There are so many decisions you have to make during your pregnancy and when you become a new mom. What stroller or car seat should you buy? How many diapers will I need to start out with? What will my baby wear home from the hospital? And so many more.
One of the most important questions you’ll want to decide is how you want to feed your baby. Now, here at The Everymom, we are totally Team #FedIsBest and believe that it doesn’t matter if you choose to exclusively pump, breastfeed, formula feed, or combo feed. As long as your baby is eating, that’s all that matters!
Breastfeeding is one of the ways you may choose to feed your baby. While there are many joys to breastfeeding, there are also moments of frustration, worry, and overall “am I doing this right?” feelings.
Here are seven ways to make your breastfeeding journey more enjoyable:
1. Have realistic expectations
When I first started breastfeeding, I didn’t expect the sore nipples, engorgement, or the cluster feeding that came along with it. And I also know other breastfeeding mothers who didn’t experience these things. The best thing you can do when starting out is to know that “normal” looks different for every mama and to set your expectations accordingly. Understand this process is new for you and that it’s completely OK if you are unsure of something along the way.
2. Don’t be afraid to ask for help
The single most important part of my breastfeeding journey has been the help and advice from my lactation consultant. There were moments when I was feeling frustrated, confused, and guilty for not knowing what I was doing—many times to the point where I almost decided to choose a different feeding option.
Each time, I made an in-home appointment with my lactation consultant, and through her advice, guidance, and procedures, she was able to reassure me that I was, in fact, doing just fine. Asking for help while breastfeeding (or, let’s be honest, in all of motherhood!) does not mean you’re weak or inadequate. It just means you’re human and want the best for you and your baby.
3. Stock up on your supplies
Who’s had a moment feeding your baby and your other breast starts leaking through your shirt? Or had chapped and sore nipples from a teething baby and nothing to soothe the pain in between feedings. Having your breastfeeding supply closet stocked with pads and ointments will help you avoid those inevitable breastfeeding moments that many mothers run in to.
4. Find your (breastfeeding) support system, love them hard

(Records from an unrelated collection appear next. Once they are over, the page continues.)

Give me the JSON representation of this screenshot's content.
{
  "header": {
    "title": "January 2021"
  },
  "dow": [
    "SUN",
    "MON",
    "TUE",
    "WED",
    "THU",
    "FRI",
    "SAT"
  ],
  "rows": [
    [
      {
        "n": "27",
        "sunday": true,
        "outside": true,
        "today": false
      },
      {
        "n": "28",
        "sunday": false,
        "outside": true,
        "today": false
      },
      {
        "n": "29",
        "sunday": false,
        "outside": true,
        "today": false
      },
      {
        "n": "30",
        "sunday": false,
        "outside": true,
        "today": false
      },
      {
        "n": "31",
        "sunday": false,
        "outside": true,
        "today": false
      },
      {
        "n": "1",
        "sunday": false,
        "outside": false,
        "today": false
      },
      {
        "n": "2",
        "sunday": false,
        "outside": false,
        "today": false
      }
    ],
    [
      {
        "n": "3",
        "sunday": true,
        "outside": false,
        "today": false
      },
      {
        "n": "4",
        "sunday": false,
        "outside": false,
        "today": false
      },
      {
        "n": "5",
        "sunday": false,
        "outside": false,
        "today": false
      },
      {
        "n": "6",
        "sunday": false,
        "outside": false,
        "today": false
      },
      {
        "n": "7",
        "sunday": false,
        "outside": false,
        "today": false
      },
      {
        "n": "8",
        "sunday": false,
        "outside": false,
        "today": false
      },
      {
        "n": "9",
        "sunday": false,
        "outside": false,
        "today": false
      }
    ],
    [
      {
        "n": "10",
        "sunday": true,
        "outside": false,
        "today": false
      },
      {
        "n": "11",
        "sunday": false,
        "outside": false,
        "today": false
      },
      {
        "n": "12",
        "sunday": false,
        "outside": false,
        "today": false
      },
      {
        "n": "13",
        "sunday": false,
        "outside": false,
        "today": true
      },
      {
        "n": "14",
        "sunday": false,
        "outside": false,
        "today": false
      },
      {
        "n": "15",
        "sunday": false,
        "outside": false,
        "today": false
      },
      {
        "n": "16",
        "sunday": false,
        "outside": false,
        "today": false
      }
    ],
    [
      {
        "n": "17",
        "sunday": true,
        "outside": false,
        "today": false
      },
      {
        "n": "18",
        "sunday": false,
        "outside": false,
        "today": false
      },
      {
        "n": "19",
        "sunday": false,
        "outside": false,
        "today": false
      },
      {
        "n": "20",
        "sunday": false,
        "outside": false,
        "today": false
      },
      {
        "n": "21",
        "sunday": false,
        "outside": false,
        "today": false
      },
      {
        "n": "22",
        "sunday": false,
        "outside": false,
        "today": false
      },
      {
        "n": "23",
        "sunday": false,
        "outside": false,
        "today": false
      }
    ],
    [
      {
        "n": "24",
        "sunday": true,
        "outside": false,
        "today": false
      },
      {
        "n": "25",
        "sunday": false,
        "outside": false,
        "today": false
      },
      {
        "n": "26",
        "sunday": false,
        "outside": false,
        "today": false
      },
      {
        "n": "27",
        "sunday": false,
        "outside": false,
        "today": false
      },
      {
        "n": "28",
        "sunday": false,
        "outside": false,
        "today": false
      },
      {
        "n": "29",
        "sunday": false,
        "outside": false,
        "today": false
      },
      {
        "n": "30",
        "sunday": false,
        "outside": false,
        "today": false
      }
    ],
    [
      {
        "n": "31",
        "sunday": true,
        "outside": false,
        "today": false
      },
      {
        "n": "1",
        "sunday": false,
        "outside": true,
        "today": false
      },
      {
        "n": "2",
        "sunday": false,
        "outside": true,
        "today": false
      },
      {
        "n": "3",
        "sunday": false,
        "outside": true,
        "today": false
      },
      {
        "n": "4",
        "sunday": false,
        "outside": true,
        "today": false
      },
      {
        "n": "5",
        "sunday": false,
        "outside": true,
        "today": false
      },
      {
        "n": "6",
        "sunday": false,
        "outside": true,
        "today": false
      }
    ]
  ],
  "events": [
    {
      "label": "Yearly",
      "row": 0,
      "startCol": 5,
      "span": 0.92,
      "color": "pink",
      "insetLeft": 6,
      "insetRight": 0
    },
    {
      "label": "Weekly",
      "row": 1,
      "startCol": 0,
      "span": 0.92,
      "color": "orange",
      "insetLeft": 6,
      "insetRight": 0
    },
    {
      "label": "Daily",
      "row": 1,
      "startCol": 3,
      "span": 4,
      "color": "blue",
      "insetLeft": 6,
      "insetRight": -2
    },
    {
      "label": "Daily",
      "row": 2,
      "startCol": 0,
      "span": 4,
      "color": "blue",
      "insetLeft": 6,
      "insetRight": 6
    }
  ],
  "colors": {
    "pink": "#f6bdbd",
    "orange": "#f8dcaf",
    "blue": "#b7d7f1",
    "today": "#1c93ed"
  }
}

There is nothing better than asking another mom a question and hearing that you’re not alone in what you’re thinking or feeling. Find a community of breastfeeding mothers where you can ask your questions to others who may have experienced some of the things you’re going through. These communities can be local in your city or in a virtual group like this one on Facebook. As my child gets older, I’m in my online group weekly asking questions as they come up for me. And it’s nice to help other moms who are a bit behind you on their journey and answer their questions too.
5. Do your research
Leaning too heavily on Google to answer your questions at 3 a.m. can lead you down a rabbit hole of scary results. But there are a few credible sources out there that are worth keeping in your back pocket when you’re curious about your own journey. KellyMom and La Leche League are trusted websites among breastfeeding parents for everything from how many feedings your baby should get in a day to how to build up a freezer supply of breastmilk.
6. Buy easy nursing clothes
Having the right bra, tank top, or dress makes all the difference when it comes time to feed your baby. Nothing will fluster you faster than having to lift your dress all the way up or fuss with a bra not made for nursing mothers. New styles are coming out all the time from brands like Old Navy, Gap, and Target, and it truly does make you feel better when you have clothes that support the journey you’re on.
7. Drop the guilt and shame
Being a mother is beautiful and challenging, and breastfeeding is too. Because of that, there is no room for guilt and shame. Know that you are doing the best you can and that you don’t have to be perfect or feel like you need to do everything perfectly. Feelings of guilt or shame, from yourself or from others, around your choice to breastfeed will only make the journey more difficult. Choose to leave those feelings behind and continue to believe that you’re doing a great job every step of the way.
If you are a breastfeeding mom or are thinking of being one, know that it can be a really enjoyable experience between you and your baby. And again remember, no matter what, fed is always best!
This article was originally published in October 2019. It has been updated for timeliness.